# Exercise directions
Nothing but the records, repeated word for word and free of pictures, belongs in the answer.

****

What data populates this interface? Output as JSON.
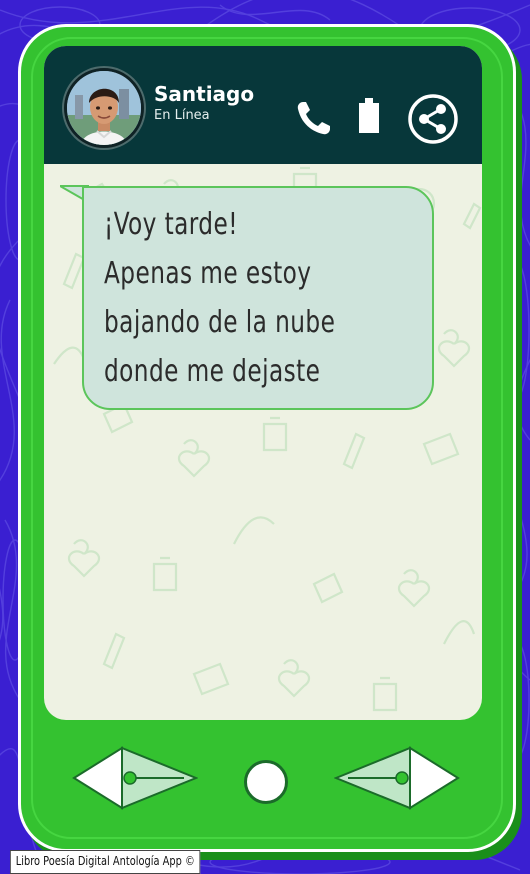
{
  "contact": {
    "name": "Santiago",
    "status": "En Línea"
  },
  "message": {
    "lines": [
      "¡Voy tarde!",
      "Apenas me estoy",
      "bajando de la nube",
      "donde me dejaste"
    ]
  },
  "icons": {
    "call": "phone-icon",
    "battery": "battery-icon",
    "share": "share-icon",
    "back": "arrow-left-icon",
    "home": "home-circle-icon",
    "forward": "arrow-right-icon"
  },
  "colors": {
    "background": "#3a1fd1",
    "phone": "#34c230",
    "header": "#07373a",
    "screen": "#eef2e3",
    "bubble": "#cfe4dc"
  },
  "footer": {
    "credit": "Libro Poesía Digital Antología App ©"
  }
}
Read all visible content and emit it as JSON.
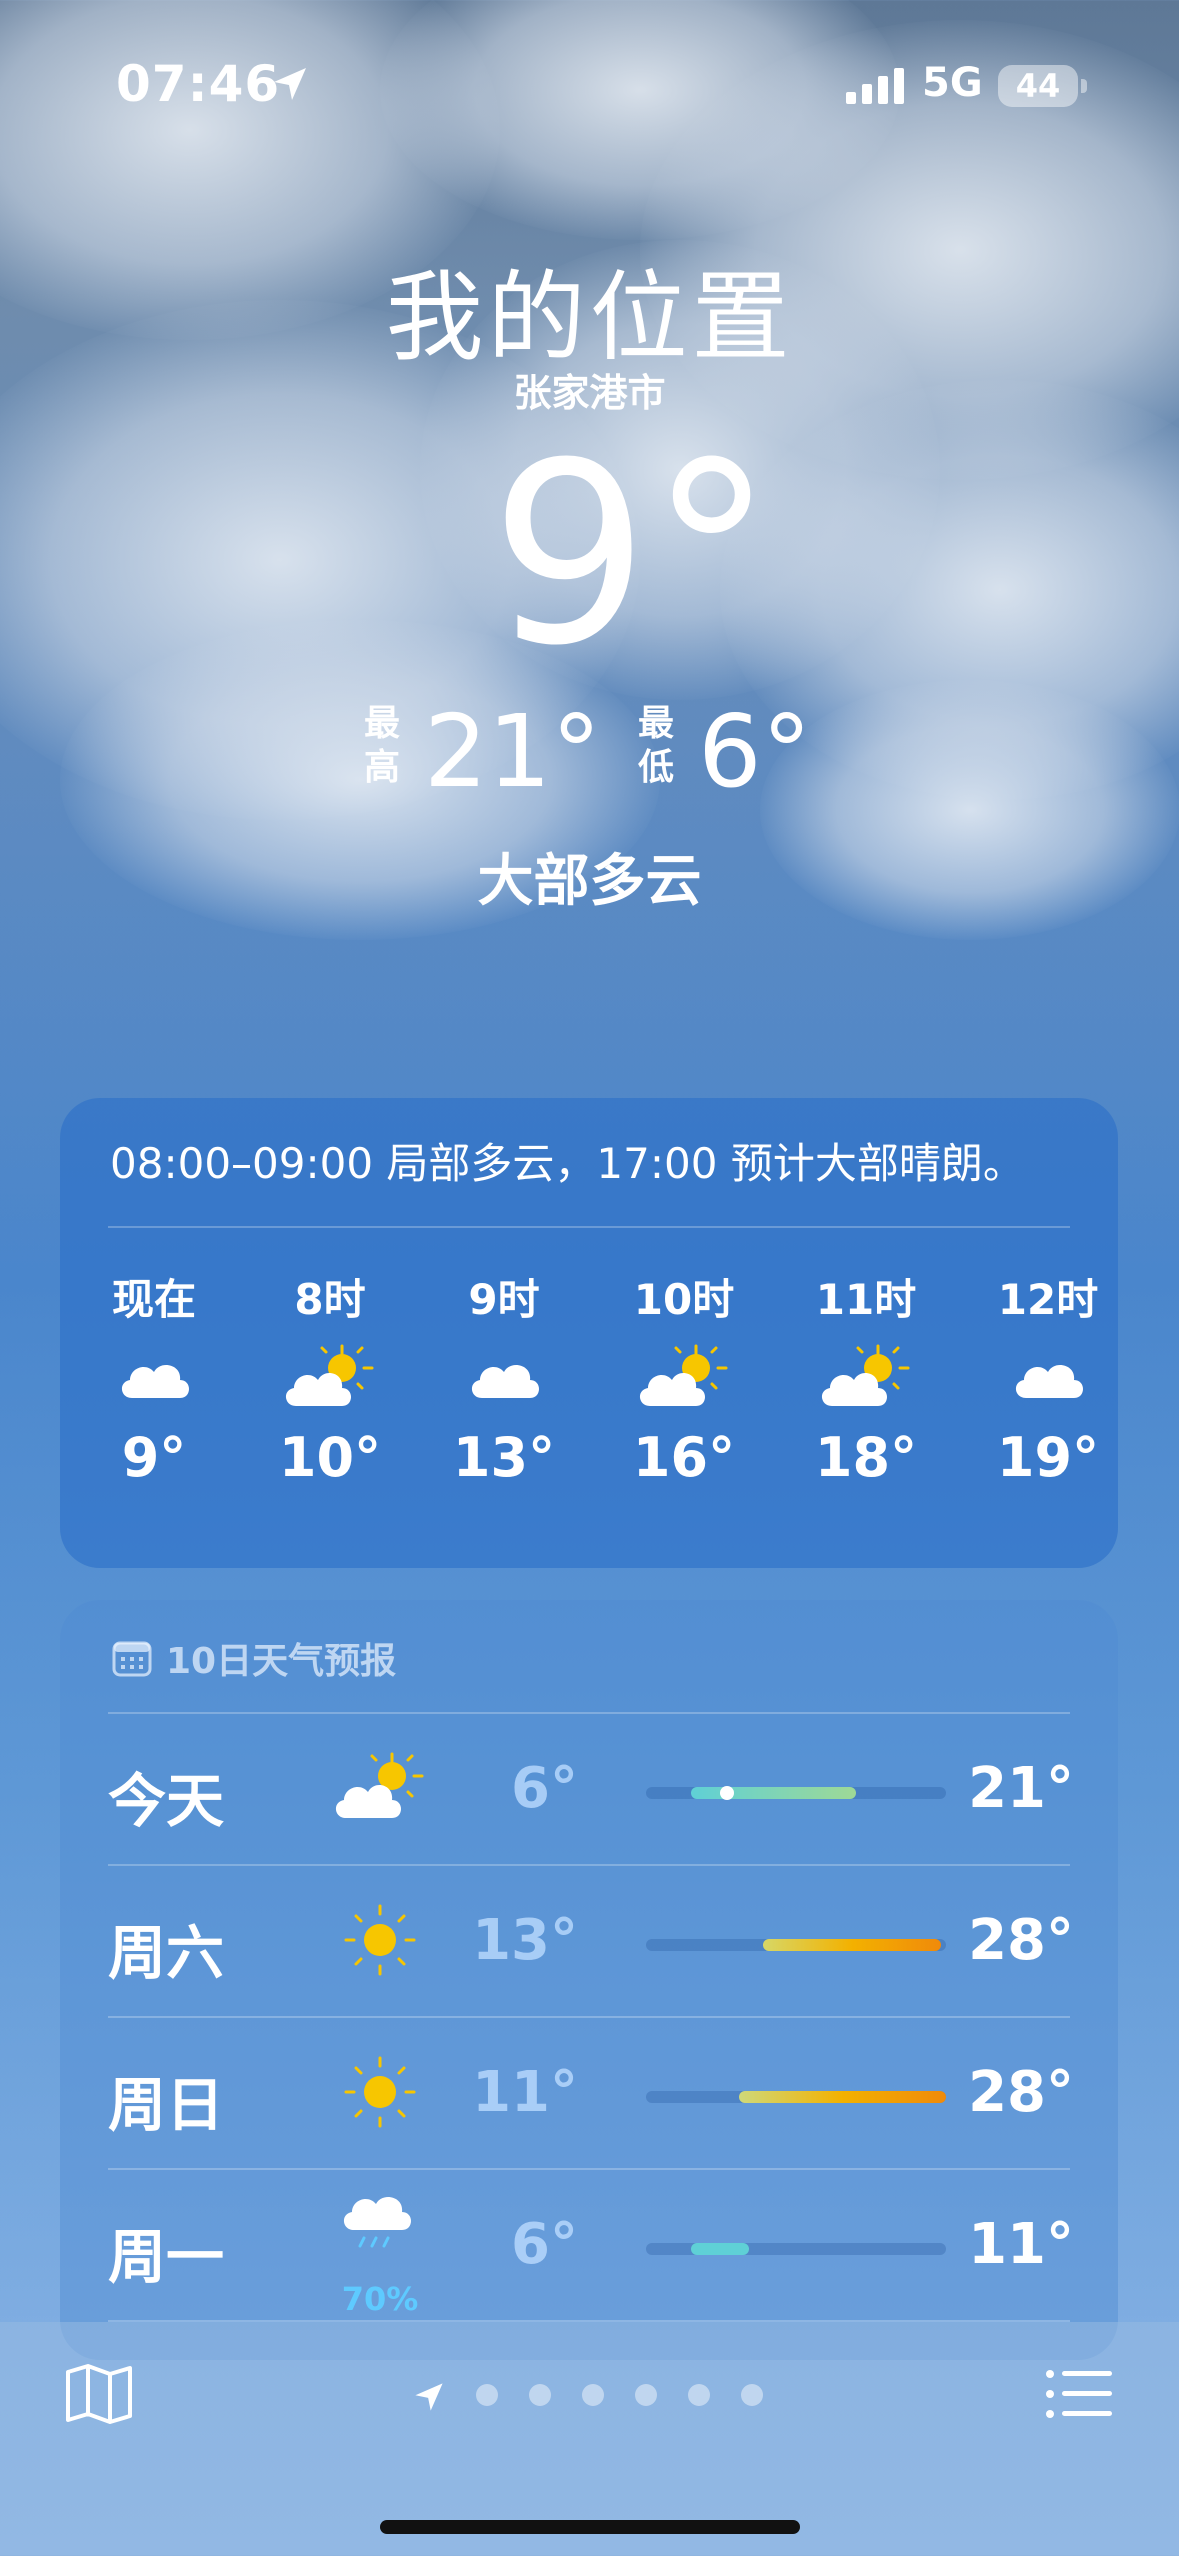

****

# Answer box
What data populates this interface? Output as JSON.
{
  "contact": {
    "name": "Santiago",
    "status": "En Línea"
  },
  "message": {
    "lines": [
      "¡Voy tarde!",
      "Apenas me estoy",
      "bajando de la nube",
      "donde me dejaste"
    ]
  },
  "icons": {
    "call": "phone-icon",
    "battery": "battery-icon",
    "share": "share-icon",
    "back": "arrow-left-icon",
    "home": "home-circle-icon",
    "forward": "arrow-right-icon"
  },
  "colors": {
    "background": "#3a1fd1",
    "phone": "#34c230",
    "header": "#07373a",
    "screen": "#eef2e3",
    "bubble": "#cfe4dc"
  },
  "footer": {
    "credit": "Libro Poesía Digital Antología App ©"
  }
}
Read all visible content and emit it as JSON.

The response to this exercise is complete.